In the material below, find every line containing "data" and copy that line.

:::

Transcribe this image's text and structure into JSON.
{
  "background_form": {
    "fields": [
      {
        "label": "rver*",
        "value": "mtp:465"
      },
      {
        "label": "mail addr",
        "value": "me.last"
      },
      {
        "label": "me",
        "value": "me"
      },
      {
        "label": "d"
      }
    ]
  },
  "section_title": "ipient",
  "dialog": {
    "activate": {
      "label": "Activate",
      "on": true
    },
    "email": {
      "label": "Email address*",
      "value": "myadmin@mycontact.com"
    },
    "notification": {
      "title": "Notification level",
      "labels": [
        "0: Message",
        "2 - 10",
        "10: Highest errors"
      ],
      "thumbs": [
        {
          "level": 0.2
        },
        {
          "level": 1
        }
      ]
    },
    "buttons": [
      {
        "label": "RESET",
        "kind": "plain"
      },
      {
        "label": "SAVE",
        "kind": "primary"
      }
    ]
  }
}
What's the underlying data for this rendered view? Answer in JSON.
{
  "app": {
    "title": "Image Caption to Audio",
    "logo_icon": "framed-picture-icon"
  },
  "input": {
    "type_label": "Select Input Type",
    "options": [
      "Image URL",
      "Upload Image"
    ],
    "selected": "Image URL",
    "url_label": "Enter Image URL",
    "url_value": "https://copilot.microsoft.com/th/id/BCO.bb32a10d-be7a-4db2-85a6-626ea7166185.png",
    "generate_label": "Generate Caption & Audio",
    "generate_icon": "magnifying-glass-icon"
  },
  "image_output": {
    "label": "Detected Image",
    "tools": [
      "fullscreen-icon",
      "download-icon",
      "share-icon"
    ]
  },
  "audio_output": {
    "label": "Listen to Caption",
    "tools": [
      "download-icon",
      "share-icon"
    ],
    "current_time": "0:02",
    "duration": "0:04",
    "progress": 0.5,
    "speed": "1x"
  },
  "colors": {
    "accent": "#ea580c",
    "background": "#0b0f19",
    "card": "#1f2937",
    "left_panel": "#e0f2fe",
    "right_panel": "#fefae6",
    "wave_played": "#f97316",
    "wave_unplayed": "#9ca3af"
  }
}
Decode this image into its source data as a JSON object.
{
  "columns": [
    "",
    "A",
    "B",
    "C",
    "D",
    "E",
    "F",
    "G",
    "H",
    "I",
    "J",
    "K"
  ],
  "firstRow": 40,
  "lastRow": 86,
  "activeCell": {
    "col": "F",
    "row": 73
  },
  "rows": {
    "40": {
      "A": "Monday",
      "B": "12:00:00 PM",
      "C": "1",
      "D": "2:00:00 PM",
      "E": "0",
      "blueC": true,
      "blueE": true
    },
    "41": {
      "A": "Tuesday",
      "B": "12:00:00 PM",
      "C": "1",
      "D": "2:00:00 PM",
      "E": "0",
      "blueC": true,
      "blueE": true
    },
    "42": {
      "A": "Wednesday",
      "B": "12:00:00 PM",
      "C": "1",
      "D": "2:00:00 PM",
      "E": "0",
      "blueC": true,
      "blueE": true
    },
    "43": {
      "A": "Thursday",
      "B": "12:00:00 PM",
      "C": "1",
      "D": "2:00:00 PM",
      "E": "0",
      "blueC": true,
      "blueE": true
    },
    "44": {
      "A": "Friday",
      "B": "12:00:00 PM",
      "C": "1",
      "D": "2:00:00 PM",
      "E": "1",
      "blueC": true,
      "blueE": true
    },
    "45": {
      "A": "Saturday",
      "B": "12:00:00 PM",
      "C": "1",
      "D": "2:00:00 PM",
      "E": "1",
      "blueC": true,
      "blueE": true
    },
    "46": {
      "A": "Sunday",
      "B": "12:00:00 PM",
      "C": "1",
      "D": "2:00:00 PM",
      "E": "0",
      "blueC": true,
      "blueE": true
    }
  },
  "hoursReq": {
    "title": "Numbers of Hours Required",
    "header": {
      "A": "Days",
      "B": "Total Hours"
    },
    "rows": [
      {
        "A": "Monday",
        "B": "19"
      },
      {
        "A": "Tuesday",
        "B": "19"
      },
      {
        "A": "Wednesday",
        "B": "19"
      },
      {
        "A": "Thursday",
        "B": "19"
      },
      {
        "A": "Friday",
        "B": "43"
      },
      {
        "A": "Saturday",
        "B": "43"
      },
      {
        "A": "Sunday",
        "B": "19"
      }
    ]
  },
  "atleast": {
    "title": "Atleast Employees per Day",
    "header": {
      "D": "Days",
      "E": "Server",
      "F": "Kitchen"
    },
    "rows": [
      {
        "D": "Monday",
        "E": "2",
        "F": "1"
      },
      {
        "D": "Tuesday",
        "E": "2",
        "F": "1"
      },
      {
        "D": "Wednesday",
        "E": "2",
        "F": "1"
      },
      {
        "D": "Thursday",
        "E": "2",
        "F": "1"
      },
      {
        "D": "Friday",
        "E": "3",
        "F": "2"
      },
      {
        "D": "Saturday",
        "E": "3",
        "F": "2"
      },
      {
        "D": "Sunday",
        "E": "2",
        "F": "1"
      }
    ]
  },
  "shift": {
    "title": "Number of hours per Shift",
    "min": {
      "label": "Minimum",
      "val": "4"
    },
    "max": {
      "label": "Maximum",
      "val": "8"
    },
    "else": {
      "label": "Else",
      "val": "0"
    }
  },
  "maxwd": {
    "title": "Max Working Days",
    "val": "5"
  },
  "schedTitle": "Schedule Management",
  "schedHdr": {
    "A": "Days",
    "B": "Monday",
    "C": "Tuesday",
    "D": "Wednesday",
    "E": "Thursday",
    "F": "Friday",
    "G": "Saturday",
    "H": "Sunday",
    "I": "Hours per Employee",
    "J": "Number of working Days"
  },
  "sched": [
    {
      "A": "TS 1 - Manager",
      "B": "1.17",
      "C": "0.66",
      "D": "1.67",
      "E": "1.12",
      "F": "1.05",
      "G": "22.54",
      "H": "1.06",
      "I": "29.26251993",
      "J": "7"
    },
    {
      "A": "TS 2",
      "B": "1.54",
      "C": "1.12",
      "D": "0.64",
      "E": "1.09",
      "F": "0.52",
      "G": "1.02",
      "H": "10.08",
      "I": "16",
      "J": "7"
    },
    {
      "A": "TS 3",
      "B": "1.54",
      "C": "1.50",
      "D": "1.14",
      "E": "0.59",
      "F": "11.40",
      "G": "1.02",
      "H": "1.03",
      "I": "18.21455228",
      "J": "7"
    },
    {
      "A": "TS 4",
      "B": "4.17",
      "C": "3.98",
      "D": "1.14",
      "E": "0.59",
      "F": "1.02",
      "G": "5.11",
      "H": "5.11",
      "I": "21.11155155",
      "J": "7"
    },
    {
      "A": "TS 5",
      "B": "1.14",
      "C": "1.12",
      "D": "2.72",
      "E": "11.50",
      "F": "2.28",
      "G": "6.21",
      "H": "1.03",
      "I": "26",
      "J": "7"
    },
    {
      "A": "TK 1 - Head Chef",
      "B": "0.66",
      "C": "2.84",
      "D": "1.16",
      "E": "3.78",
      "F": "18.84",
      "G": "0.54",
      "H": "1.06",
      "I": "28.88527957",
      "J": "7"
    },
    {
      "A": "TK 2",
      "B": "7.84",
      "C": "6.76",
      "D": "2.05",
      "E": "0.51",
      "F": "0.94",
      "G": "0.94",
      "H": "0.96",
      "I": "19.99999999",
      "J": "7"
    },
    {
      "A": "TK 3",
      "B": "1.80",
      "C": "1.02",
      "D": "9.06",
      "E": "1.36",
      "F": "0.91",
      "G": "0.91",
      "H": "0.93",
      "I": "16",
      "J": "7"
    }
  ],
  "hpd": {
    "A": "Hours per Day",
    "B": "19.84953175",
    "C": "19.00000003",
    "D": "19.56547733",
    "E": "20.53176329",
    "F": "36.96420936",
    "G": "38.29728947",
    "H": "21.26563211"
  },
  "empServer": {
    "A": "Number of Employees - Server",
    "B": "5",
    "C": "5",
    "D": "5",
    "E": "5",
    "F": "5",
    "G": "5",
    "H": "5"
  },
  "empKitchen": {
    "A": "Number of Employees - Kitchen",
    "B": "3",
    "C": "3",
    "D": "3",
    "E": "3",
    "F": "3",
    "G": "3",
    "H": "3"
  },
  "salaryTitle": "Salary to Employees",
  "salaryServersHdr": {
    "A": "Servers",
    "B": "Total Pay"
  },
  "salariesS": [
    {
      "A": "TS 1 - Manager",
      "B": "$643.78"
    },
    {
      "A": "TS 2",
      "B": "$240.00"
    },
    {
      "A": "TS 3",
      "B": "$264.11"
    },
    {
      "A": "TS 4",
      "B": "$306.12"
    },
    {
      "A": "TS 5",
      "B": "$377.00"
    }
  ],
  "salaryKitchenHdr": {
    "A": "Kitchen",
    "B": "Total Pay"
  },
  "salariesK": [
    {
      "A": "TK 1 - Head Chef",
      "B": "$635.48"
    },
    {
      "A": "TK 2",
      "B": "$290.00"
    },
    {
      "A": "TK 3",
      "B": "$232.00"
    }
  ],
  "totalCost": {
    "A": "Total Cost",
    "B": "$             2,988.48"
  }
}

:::

▸ **Response to the exercise**
What's the underlying data for this rendered view? Answer in JSON.
Decode this image into its source data as a JSON object.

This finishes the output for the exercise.